### Prompt
Search the material for the word "screenshot" and copy each line that holds it.

START Data for processing

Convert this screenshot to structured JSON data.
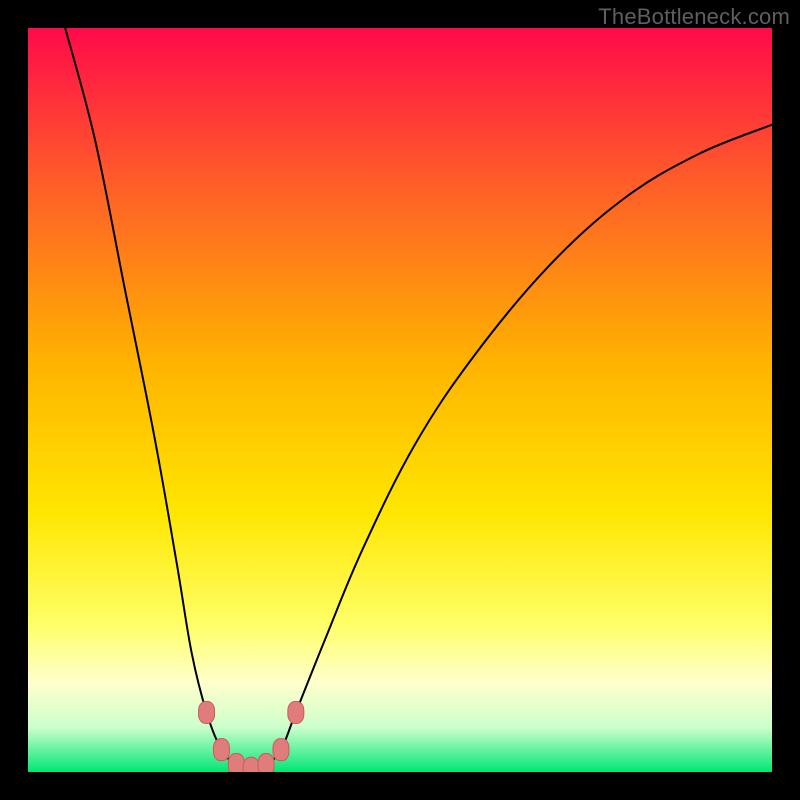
{
  "watermark": "TheBottleneck.com",
  "colors": {
    "frame_bg": "#000000",
    "curve": "#000000",
    "marker_fill": "#e07c7c",
    "marker_stroke": "#cc5b5b",
    "green_band": "#00e676",
    "watermark_text": "#5f5f5f"
  },
  "chart_data": {
    "type": "line",
    "title": "",
    "xlabel": "",
    "ylabel": "",
    "xlim": [
      0,
      100
    ],
    "ylim": [
      0,
      100
    ],
    "gradient_stops": [
      {
        "offset": 0,
        "color": "#ff0a4a"
      },
      {
        "offset": 20,
        "color": "#ff5a2a"
      },
      {
        "offset": 45,
        "color": "#ffb300"
      },
      {
        "offset": 65,
        "color": "#ffe600"
      },
      {
        "offset": 80,
        "color": "#ffff66"
      },
      {
        "offset": 88,
        "color": "#ffffcc"
      },
      {
        "offset": 94,
        "color": "#ccffcc"
      },
      {
        "offset": 100,
        "color": "#00e676"
      }
    ],
    "curve": [
      {
        "x": 5,
        "y": 100
      },
      {
        "x": 9,
        "y": 85
      },
      {
        "x": 13,
        "y": 65
      },
      {
        "x": 17,
        "y": 45
      },
      {
        "x": 20,
        "y": 28
      },
      {
        "x": 22,
        "y": 16
      },
      {
        "x": 24,
        "y": 8
      },
      {
        "x": 26,
        "y": 3
      },
      {
        "x": 28,
        "y": 1
      },
      {
        "x": 30,
        "y": 0.5
      },
      {
        "x": 32,
        "y": 1
      },
      {
        "x": 34,
        "y": 3
      },
      {
        "x": 36,
        "y": 8
      },
      {
        "x": 40,
        "y": 18
      },
      {
        "x": 45,
        "y": 30
      },
      {
        "x": 52,
        "y": 44
      },
      {
        "x": 60,
        "y": 56
      },
      {
        "x": 70,
        "y": 68
      },
      {
        "x": 80,
        "y": 77
      },
      {
        "x": 90,
        "y": 83
      },
      {
        "x": 100,
        "y": 87
      }
    ],
    "markers": [
      {
        "x": 24,
        "y": 8
      },
      {
        "x": 26,
        "y": 3
      },
      {
        "x": 28,
        "y": 1
      },
      {
        "x": 30,
        "y": 0.5
      },
      {
        "x": 32,
        "y": 1
      },
      {
        "x": 34,
        "y": 3
      },
      {
        "x": 36,
        "y": 8
      }
    ]
  }
}
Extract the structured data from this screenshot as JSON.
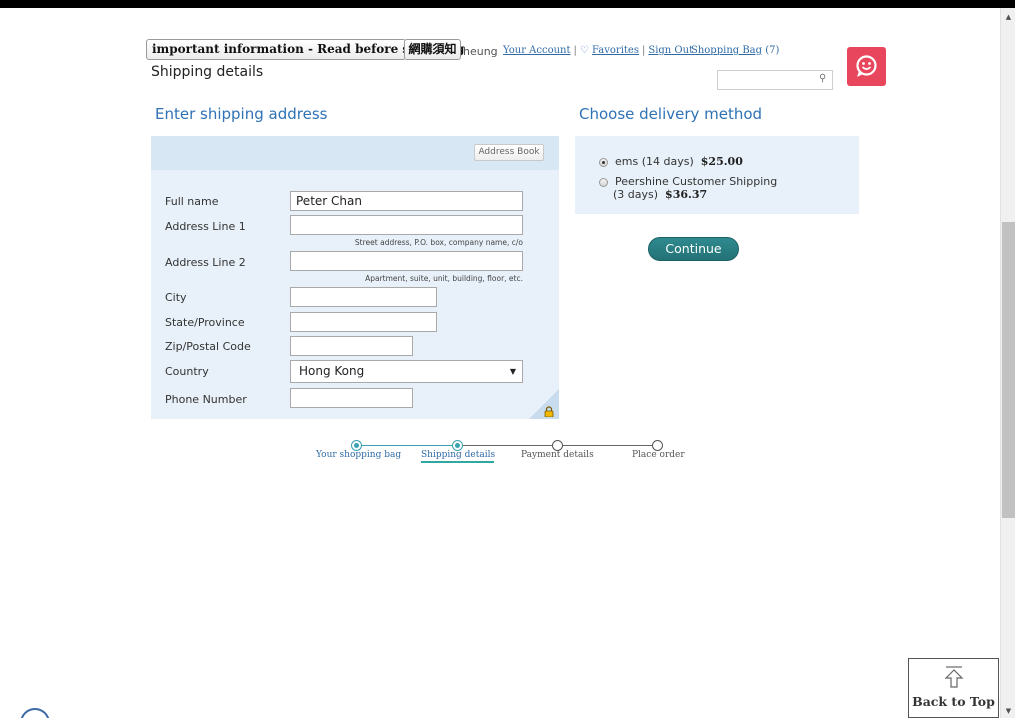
{
  "header": {
    "info_box": "important information - Read before shopping",
    "notice_box": "網購須知",
    "user_name": "heung",
    "your_account": "Your Account",
    "favorites": "Favorites",
    "sign_out": "Sign Out",
    "shopping_bag_label": "Shopping Bag",
    "shopping_bag_count": "(7)",
    "search_placeholder": "",
    "brand_color": "#e8465c"
  },
  "page_title": "Shipping details",
  "shipping": {
    "heading": "Enter shipping address",
    "address_book_label": "Address Book",
    "fields": {
      "full_name": {
        "label": "Full name",
        "value": "Peter Chan"
      },
      "address1": {
        "label": "Address Line 1",
        "value": "",
        "hint": "Street address, P.O. box, company name, c/o"
      },
      "address2": {
        "label": "Address Line 2",
        "value": "",
        "hint": "Apartment, suite, unit, building, floor, etc."
      },
      "city": {
        "label": "City",
        "value": ""
      },
      "state": {
        "label": "State/Province",
        "value": ""
      },
      "zip": {
        "label": "Zip/Postal Code",
        "value": ""
      },
      "country": {
        "label": "Country",
        "value": "Hong Kong"
      },
      "phone": {
        "label": "Phone Number",
        "value": ""
      }
    }
  },
  "delivery": {
    "heading": "Choose delivery method",
    "options": [
      {
        "label": "ems (14 days)",
        "price": "$25.00",
        "selected": true
      },
      {
        "label_line1": "Peershine Customer Shipping",
        "label_line2": "(3 days)",
        "price": "$36.37",
        "selected": false
      }
    ],
    "continue_label": "Continue"
  },
  "progress": {
    "steps": [
      {
        "label": "Your shopping bag",
        "state": "done"
      },
      {
        "label": "Shipping details",
        "state": "current"
      },
      {
        "label": "Payment details",
        "state": "todo"
      },
      {
        "label": "Place order",
        "state": "todo"
      }
    ],
    "accent_color": "#3aa2b0"
  },
  "back_to_top": "Back to Top",
  "icons": {
    "search": "search-icon",
    "heart": "heart-icon",
    "lock": "lock-icon",
    "dropdown": "chevron-down-icon",
    "back_to_top": "arrow-up-icon"
  }
}
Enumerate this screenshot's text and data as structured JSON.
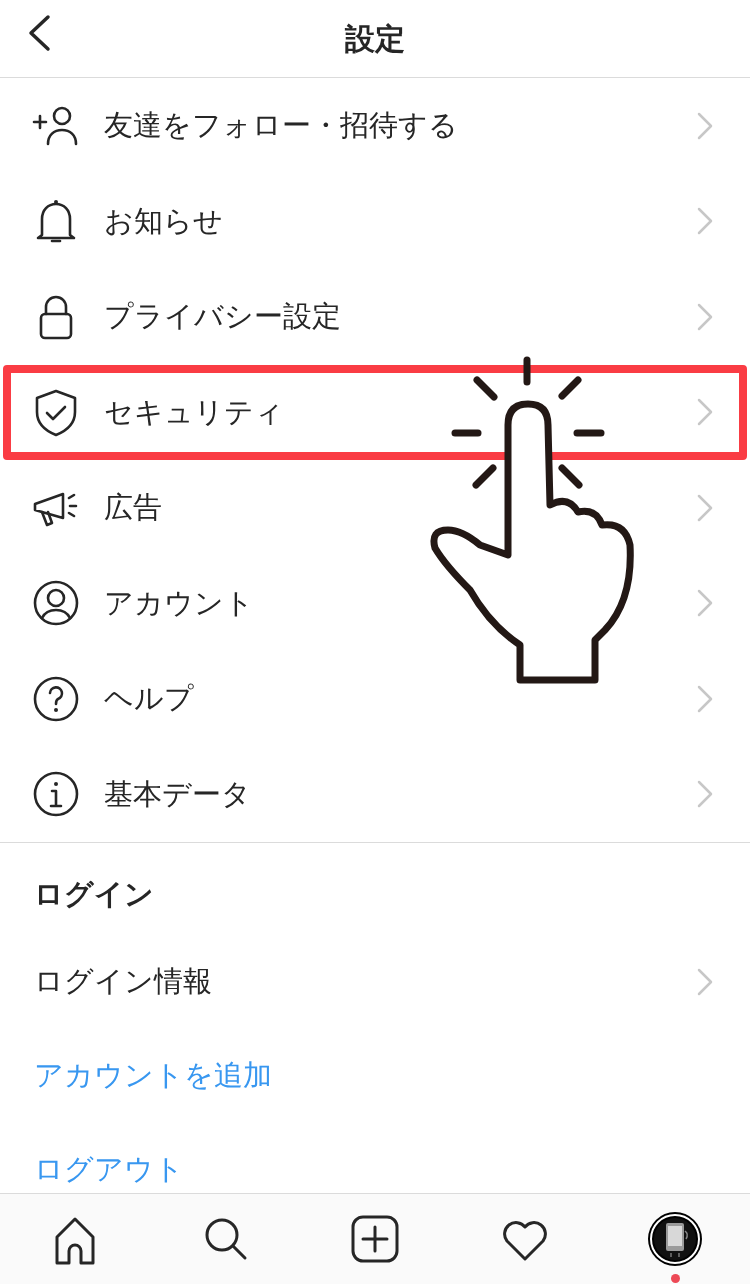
{
  "header": {
    "title": "設定"
  },
  "menu_items": [
    {
      "label": "友達をフォロー・招待する",
      "highlighted": false
    },
    {
      "label": "お知らせ",
      "highlighted": false
    },
    {
      "label": "プライバシー設定",
      "highlighted": false
    },
    {
      "label": "セキュリティ",
      "highlighted": true
    },
    {
      "label": "広告",
      "highlighted": false
    },
    {
      "label": "アカウント",
      "highlighted": false
    },
    {
      "label": "ヘルプ",
      "highlighted": false
    },
    {
      "label": "基本データ",
      "highlighted": false
    }
  ],
  "login_section": {
    "heading": "ログイン",
    "items": [
      {
        "label": "ログイン情報",
        "kind": "nav"
      },
      {
        "label": "アカウントを追加",
        "kind": "link"
      },
      {
        "label": "ログアウト",
        "kind": "link"
      }
    ]
  },
  "bottom_nav": {
    "profile_notification": true
  }
}
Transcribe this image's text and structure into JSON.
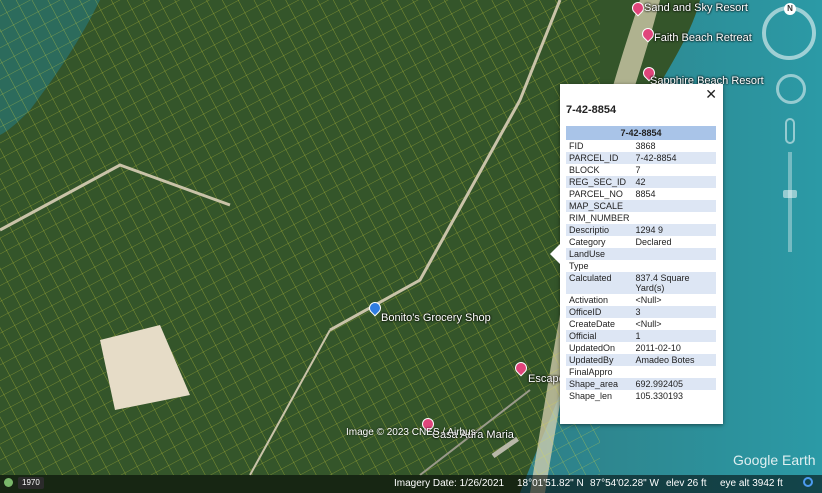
{
  "places": [
    {
      "name": "Sand and Sky Resort"
    },
    {
      "name": "Faith Beach Retreat"
    },
    {
      "name": "Sapphire Beach Resort"
    },
    {
      "name": "Bonito's Grocery Shop"
    },
    {
      "name": "Escape"
    },
    {
      "name": "Casa Aura Maria"
    }
  ],
  "popup": {
    "title": "7-42-8854",
    "close_symbol": "✕",
    "table_header": "7-42-8854",
    "rows": [
      {
        "k": "FID",
        "v": "3868"
      },
      {
        "k": "PARCEL_ID",
        "v": "7-42-8854"
      },
      {
        "k": "BLOCK",
        "v": "7"
      },
      {
        "k": "REG_SEC_ID",
        "v": "42"
      },
      {
        "k": "PARCEL_NO",
        "v": "8854"
      },
      {
        "k": "MAP_SCALE",
        "v": ""
      },
      {
        "k": "RIM_NUMBER",
        "v": ""
      },
      {
        "k": "Descriptio",
        "v": "1294 9"
      },
      {
        "k": "Category",
        "v": "Declared"
      },
      {
        "k": "LandUse",
        "v": ""
      },
      {
        "k": "Type",
        "v": ""
      },
      {
        "k": "Calculated",
        "v": "837.4 Square Yard(s)"
      },
      {
        "k": "Activation",
        "v": "<Null>"
      },
      {
        "k": "OfficeID",
        "v": "3"
      },
      {
        "k": "CreateDate",
        "v": "<Null>"
      },
      {
        "k": "Official",
        "v": "1"
      },
      {
        "k": "UpdatedOn",
        "v": "2011-02-10"
      },
      {
        "k": "UpdatedBy",
        "v": "Amadeo Botes"
      },
      {
        "k": "FinalAppro",
        "v": ""
      },
      {
        "k": "Shape_area",
        "v": "692.992405"
      },
      {
        "k": "Shape_len",
        "v": "105.330193"
      }
    ]
  },
  "controls": {
    "compass_letter": "N",
    "compass_icon": "compass-icon",
    "look_icon": "look-joystick-icon",
    "pegman_icon": "street-view-icon",
    "zoom_icon": "zoom-slider"
  },
  "copyright": "Image © 2023 CNES / Airbus",
  "watermark": "Google Earth",
  "status": {
    "year": "1970",
    "imagery_date": "Imagery Date: 1/26/2021",
    "lat": "18°01'51.82\" N",
    "lon": "87°54'02.28\" W",
    "elev": "elev    26 ft",
    "eye_alt": "eye alt   3942 ft"
  },
  "colors": {
    "parcel_lines": "#e6e23a",
    "land": "#3a5a2c",
    "water": "#2a8a95",
    "pin": "#e0457b",
    "table_header": "#a9c4e8"
  }
}
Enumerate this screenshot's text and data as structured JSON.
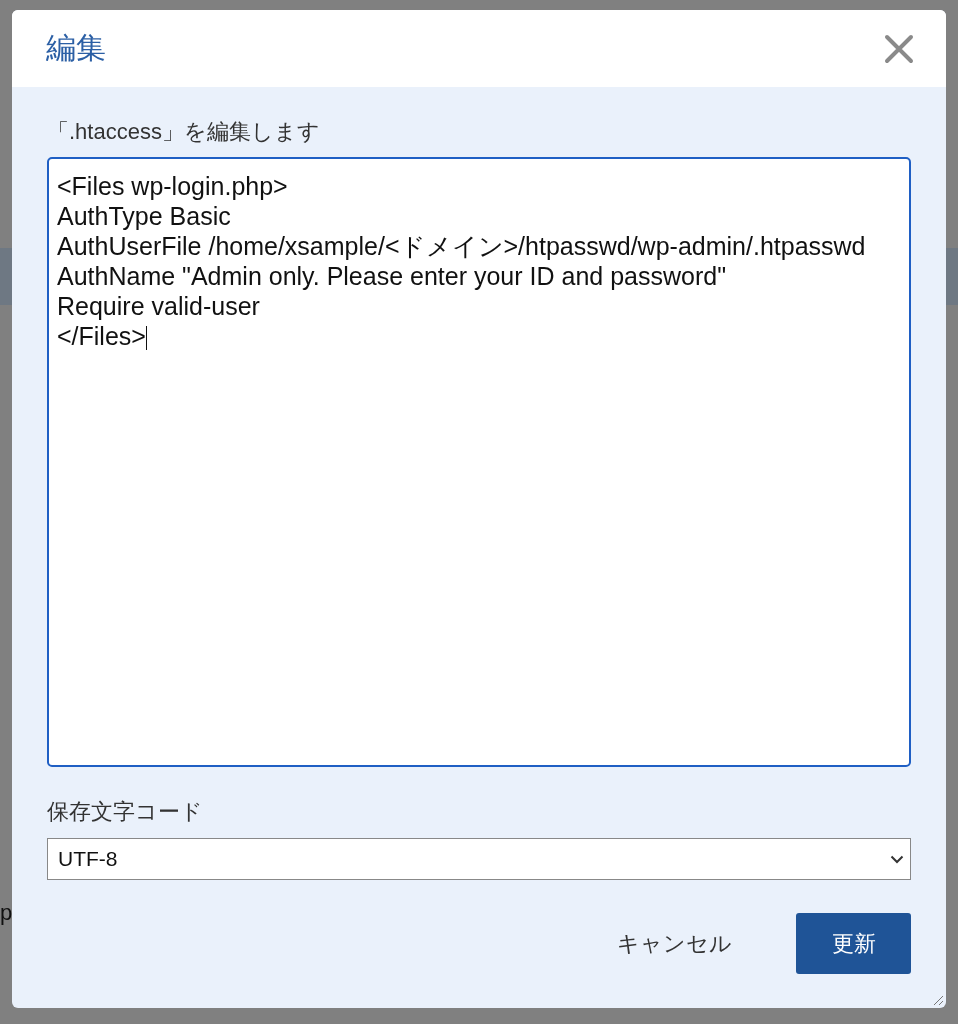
{
  "background": {
    "text_fragment": "p"
  },
  "dialog": {
    "title": "編集",
    "description": "「.htaccess」を編集します",
    "editor": {
      "value": "<Files wp-login.php>\nAuthType Basic\nAuthUserFile /home/xsample/<ドメイン>/htpasswd/wp-admin/.htpasswd\nAuthName \"Admin only. Please enter your ID and password\"\nRequire valid-user\n</Files>"
    },
    "encoding": {
      "label": "保存文字コード",
      "value": "UTF-8"
    },
    "buttons": [
      {
        "label": "キャンセル",
        "kind": "secondary"
      },
      {
        "label": "更新",
        "kind": "primary"
      }
    ]
  }
}
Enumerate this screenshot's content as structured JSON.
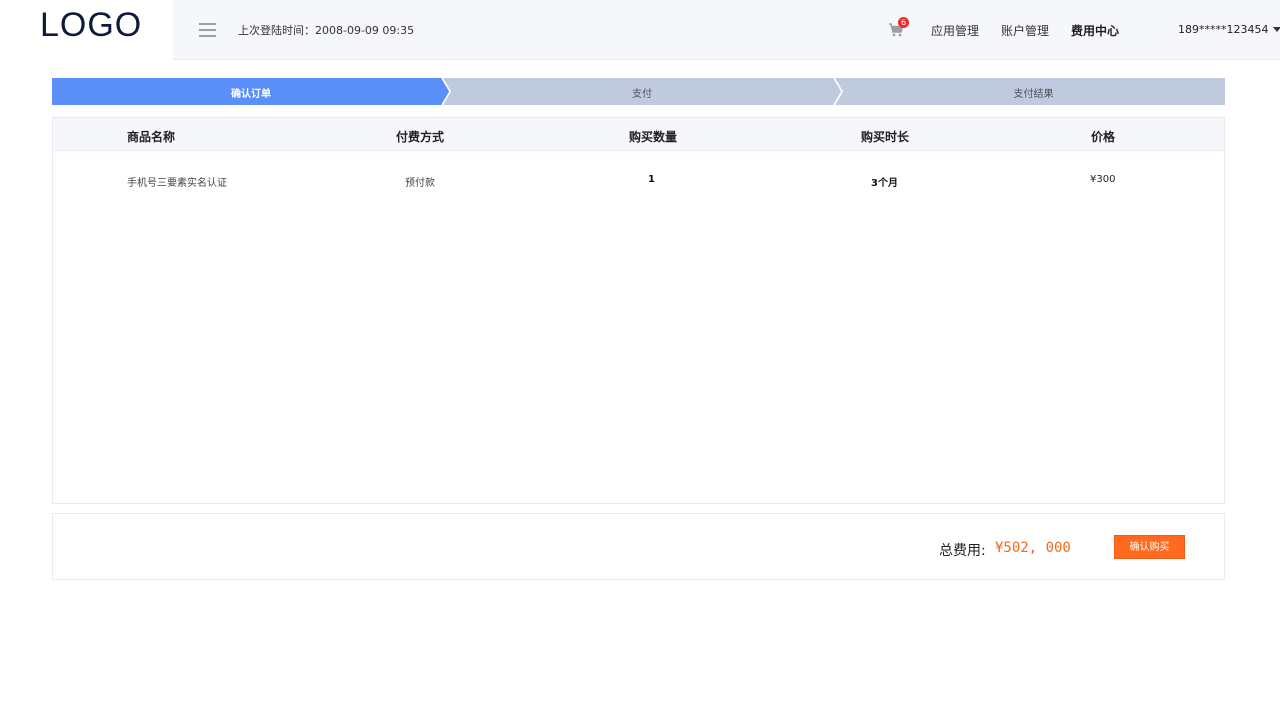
{
  "header": {
    "logo": "LOGO",
    "login_time": "上次登陆时间：2008-09-09 09:35",
    "cart_count": "6",
    "nav": {
      "app_manage": "应用管理",
      "account_manage": "账户管理",
      "billing_center": "费用中心"
    },
    "user": "189*****123454"
  },
  "steps": [
    {
      "label": "确认订单",
      "active": true
    },
    {
      "label": "支付",
      "active": false
    },
    {
      "label": "支付结果",
      "active": false
    }
  ],
  "table": {
    "columns": [
      "商品名称",
      "付费方式",
      "购买数量",
      "购买时长",
      "价格"
    ],
    "rows": [
      [
        "手机号三要素实名认证",
        "预付款",
        "1",
        "3个月",
        "¥300"
      ]
    ]
  },
  "footer": {
    "total_label": "总费用:",
    "total_value": "¥502, 000",
    "confirm_button": "确认购买"
  },
  "colors": {
    "step_active": "#5b8ff9",
    "step_inactive": "#c0cadf",
    "accent_orange": "#ff6a1f",
    "badge_red": "#ef2b2b"
  }
}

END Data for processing

### Solved problem
Convert this screenshot to structured JSON data.
Extract the structured data from this screenshot as JSON.
Enumerate this screenshot's text and data as structured JSON.
Enumerate this screenshot's text and data as structured JSON.
Enumerate this screenshot's content as structured JSON.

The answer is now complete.